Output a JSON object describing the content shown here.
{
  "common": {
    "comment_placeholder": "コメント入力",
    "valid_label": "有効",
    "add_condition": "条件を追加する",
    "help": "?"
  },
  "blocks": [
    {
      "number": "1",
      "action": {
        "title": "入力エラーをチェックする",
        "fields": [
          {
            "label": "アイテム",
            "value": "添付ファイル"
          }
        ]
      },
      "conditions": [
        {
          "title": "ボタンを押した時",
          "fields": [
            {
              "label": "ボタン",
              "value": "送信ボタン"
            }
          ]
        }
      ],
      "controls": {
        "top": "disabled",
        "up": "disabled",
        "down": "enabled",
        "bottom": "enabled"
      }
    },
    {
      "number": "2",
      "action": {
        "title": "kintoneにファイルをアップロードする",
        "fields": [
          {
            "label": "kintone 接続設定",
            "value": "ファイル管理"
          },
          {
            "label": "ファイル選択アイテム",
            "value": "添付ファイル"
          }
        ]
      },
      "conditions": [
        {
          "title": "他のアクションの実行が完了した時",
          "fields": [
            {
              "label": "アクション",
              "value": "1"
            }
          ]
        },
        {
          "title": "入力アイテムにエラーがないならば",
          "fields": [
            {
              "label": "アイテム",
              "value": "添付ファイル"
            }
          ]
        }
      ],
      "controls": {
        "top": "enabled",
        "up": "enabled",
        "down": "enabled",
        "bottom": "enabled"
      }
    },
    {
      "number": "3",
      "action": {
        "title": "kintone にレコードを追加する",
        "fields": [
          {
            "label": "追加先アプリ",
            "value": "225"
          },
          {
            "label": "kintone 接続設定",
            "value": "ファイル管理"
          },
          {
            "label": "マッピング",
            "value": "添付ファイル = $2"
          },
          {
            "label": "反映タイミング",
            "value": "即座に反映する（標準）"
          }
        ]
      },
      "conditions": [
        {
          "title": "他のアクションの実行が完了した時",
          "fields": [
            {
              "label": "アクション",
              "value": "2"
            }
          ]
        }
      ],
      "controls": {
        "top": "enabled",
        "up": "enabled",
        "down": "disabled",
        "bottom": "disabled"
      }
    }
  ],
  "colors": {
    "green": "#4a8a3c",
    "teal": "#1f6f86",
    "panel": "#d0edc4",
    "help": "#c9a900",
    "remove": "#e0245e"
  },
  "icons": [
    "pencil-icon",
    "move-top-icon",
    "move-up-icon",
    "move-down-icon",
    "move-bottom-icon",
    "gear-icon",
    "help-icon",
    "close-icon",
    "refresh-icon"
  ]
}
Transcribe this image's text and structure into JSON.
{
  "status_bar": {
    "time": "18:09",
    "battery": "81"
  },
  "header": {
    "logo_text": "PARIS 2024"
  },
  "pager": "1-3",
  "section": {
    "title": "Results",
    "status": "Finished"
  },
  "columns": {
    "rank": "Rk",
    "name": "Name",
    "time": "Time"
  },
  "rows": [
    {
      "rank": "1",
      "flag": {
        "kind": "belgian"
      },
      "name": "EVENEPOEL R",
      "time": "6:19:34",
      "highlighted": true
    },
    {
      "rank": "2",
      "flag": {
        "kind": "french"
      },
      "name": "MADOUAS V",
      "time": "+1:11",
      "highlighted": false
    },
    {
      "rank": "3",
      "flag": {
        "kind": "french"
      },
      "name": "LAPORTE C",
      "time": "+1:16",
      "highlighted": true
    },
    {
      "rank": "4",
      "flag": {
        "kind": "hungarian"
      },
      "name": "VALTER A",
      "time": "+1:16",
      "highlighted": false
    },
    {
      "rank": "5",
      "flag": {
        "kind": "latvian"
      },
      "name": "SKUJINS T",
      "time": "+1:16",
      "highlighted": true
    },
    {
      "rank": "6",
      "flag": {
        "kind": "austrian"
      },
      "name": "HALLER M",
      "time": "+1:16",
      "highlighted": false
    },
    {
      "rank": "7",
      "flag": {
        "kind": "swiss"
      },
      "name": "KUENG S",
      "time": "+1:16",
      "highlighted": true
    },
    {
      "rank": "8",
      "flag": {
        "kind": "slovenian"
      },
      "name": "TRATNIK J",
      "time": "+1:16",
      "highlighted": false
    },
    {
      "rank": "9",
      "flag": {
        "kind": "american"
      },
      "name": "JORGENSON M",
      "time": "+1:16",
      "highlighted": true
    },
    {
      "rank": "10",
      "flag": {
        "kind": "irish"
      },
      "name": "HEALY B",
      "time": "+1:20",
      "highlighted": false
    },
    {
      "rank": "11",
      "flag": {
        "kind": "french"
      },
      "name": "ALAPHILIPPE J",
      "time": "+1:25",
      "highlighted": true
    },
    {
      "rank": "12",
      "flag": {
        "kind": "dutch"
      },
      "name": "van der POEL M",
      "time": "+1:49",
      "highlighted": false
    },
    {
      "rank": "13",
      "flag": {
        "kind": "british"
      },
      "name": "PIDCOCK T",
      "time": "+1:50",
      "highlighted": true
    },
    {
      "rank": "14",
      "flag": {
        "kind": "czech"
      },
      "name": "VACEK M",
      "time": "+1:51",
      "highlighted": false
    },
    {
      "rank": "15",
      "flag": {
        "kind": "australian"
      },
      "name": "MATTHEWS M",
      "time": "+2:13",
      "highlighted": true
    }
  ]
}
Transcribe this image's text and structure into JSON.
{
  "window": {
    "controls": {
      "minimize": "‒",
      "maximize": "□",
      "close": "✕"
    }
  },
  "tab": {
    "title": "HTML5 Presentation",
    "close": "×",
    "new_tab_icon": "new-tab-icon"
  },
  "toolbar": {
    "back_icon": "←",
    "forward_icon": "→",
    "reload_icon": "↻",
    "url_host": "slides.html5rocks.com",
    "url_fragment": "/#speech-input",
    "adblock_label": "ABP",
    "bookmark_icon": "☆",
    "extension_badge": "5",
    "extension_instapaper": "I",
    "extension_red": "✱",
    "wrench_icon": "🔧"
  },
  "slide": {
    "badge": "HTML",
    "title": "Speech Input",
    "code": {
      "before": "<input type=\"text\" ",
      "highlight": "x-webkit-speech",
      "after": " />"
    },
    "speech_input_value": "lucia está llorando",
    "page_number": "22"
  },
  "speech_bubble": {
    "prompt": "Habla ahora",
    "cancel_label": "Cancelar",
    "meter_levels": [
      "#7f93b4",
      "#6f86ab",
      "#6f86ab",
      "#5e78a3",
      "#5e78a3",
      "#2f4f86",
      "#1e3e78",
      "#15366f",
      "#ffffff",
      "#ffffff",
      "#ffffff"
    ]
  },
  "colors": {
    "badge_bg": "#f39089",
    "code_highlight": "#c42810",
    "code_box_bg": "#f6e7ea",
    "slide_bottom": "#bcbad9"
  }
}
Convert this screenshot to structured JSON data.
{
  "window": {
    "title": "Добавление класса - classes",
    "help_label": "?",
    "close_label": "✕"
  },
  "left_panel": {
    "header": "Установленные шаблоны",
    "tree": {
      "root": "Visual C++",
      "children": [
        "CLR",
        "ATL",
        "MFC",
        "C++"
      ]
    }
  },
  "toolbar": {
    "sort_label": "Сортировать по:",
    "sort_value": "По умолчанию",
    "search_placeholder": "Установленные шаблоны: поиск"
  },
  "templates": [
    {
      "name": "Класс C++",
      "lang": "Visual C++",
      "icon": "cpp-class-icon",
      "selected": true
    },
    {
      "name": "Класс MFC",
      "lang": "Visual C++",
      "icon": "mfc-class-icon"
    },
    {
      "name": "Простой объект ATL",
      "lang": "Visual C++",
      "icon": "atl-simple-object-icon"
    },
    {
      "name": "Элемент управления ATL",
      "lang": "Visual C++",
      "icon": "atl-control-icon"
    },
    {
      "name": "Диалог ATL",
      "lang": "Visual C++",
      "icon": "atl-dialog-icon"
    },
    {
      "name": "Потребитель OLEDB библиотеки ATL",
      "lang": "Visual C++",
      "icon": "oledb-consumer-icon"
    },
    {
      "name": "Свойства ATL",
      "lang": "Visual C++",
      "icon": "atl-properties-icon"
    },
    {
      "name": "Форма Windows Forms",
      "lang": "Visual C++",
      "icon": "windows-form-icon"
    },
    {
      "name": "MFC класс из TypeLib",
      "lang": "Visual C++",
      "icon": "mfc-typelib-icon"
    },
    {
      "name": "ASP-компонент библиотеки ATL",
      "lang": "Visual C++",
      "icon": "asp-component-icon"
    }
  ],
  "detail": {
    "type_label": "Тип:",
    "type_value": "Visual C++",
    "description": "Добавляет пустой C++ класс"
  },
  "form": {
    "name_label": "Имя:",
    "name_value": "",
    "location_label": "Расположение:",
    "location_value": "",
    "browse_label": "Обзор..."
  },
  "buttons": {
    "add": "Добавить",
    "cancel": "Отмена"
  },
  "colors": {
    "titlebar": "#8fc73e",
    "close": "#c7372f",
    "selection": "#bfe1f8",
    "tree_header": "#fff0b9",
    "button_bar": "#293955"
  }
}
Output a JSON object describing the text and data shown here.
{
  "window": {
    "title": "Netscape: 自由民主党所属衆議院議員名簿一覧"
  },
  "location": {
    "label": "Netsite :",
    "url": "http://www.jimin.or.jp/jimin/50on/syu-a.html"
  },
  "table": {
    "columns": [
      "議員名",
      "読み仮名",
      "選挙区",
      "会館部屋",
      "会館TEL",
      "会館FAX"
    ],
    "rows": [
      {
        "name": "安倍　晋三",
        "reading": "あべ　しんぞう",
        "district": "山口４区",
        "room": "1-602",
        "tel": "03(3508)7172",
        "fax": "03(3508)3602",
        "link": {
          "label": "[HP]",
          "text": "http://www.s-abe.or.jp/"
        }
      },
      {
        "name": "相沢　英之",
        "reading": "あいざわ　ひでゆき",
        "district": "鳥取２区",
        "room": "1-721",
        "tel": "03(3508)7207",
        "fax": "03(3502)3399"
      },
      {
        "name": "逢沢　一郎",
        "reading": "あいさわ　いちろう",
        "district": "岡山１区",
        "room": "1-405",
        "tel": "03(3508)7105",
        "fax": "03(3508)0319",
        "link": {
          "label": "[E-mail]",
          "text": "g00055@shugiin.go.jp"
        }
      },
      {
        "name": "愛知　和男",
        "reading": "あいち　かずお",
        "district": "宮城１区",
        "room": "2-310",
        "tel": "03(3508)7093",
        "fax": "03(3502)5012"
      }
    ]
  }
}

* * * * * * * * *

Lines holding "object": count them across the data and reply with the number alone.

3